Exercise details = Only the lines from the one containing "What data populates" through the last line below should be written out, exactly and with both ends kept.

Extracted material =
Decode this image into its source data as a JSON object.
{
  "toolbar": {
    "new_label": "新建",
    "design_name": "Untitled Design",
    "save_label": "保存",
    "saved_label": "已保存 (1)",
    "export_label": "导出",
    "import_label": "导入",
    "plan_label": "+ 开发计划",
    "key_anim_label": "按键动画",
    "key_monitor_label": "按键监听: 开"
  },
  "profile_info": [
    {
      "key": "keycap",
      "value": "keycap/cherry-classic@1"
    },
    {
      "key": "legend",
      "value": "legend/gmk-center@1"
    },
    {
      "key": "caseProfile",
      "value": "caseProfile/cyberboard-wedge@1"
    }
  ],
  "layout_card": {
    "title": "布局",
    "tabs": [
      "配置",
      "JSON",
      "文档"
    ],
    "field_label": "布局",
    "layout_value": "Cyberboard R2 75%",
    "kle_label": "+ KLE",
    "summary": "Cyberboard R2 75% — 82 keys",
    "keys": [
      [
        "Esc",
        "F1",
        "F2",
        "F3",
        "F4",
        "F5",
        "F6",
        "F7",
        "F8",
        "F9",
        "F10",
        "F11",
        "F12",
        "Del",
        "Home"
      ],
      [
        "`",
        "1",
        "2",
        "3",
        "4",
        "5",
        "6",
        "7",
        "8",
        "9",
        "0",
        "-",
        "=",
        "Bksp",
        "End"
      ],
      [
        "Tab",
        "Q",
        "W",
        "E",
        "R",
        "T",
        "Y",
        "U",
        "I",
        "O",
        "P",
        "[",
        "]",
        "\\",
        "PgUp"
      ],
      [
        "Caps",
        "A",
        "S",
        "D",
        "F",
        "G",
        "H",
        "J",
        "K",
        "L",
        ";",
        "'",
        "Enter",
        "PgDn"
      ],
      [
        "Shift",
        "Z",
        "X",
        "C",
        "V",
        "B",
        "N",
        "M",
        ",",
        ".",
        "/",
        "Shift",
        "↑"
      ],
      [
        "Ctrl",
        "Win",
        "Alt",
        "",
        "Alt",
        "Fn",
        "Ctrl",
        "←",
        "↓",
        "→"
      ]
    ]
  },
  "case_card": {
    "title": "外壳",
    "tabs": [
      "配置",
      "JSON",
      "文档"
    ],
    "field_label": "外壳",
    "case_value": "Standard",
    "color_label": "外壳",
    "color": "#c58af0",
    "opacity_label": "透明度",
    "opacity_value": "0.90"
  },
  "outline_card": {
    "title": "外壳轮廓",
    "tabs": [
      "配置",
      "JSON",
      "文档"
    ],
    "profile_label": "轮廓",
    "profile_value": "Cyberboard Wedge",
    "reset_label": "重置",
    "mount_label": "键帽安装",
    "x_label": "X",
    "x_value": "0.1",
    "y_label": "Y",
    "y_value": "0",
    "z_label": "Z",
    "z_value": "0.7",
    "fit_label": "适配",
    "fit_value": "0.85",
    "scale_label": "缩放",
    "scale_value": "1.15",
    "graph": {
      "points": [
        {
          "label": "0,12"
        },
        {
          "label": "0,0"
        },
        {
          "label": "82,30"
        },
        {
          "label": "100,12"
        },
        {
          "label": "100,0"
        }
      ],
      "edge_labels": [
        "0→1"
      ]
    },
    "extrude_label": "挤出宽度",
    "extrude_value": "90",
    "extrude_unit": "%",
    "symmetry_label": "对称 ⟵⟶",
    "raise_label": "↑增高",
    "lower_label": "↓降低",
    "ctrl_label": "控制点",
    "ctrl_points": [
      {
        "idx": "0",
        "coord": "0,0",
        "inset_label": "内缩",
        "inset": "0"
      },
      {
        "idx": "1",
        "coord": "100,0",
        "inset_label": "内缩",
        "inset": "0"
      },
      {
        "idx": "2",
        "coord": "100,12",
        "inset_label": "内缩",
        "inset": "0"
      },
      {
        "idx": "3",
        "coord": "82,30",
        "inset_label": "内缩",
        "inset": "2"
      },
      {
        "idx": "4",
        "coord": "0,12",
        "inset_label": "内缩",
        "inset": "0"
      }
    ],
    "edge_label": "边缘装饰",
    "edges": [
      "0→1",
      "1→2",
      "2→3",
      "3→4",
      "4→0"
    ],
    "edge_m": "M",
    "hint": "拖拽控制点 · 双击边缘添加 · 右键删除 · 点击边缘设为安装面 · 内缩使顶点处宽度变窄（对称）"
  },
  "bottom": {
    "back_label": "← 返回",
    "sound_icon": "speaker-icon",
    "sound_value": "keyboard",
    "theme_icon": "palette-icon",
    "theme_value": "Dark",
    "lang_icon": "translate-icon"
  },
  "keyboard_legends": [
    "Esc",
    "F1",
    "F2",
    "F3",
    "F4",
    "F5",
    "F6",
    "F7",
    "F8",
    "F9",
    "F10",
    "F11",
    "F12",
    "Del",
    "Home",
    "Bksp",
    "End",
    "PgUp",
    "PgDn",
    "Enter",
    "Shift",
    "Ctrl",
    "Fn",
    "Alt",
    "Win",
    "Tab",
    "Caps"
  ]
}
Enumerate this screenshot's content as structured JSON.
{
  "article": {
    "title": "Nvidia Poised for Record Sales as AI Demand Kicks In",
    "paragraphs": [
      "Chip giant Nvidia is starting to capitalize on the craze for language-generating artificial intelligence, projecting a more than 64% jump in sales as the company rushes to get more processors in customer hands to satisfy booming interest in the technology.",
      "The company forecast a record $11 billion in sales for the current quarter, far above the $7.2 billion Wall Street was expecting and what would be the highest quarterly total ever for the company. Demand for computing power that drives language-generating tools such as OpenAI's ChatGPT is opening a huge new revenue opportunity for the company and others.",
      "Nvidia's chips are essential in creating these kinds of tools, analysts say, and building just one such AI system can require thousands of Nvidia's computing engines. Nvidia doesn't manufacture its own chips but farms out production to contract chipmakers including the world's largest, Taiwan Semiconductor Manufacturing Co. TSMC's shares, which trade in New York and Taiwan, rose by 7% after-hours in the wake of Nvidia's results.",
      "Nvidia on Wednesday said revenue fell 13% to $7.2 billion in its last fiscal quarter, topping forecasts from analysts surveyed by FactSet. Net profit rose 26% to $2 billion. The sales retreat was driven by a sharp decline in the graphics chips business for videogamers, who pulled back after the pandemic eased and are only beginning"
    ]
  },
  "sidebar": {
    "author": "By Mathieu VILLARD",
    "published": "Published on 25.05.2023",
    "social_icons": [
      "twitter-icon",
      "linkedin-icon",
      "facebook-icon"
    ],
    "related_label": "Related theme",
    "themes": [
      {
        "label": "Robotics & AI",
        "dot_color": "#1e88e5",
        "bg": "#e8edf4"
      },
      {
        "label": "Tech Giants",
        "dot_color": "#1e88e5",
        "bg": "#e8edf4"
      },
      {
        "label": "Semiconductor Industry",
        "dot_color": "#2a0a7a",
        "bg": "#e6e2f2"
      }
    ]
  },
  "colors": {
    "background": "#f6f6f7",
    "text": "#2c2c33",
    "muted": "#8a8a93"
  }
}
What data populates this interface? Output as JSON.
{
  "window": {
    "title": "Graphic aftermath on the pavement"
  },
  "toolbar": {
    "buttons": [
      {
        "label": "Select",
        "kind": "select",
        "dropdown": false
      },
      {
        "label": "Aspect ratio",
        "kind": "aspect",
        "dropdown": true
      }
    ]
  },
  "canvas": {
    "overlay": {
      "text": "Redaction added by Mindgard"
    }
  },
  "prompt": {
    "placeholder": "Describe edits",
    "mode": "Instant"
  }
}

Exercise result =
What data populates this interface? Output as JSON.
{
  "window": {
    "title": "Graphic aftermath on the pavement"
  },
  "toolbar": {
    "buttons": [
      {
        "label": "Select",
        "kind": "select",
        "dropdown": false
      },
      {
        "label": "Aspect ratio",
        "kind": "aspect",
        "dropdown": true
      }
    ]
  },
  "canvas": {
    "overlay": {
      "text": "Redaction added by Mindgard"
    }
  },
  "prompt": {
    "placeholder": "Describe edits",
    "mode": "Instant"
  }
}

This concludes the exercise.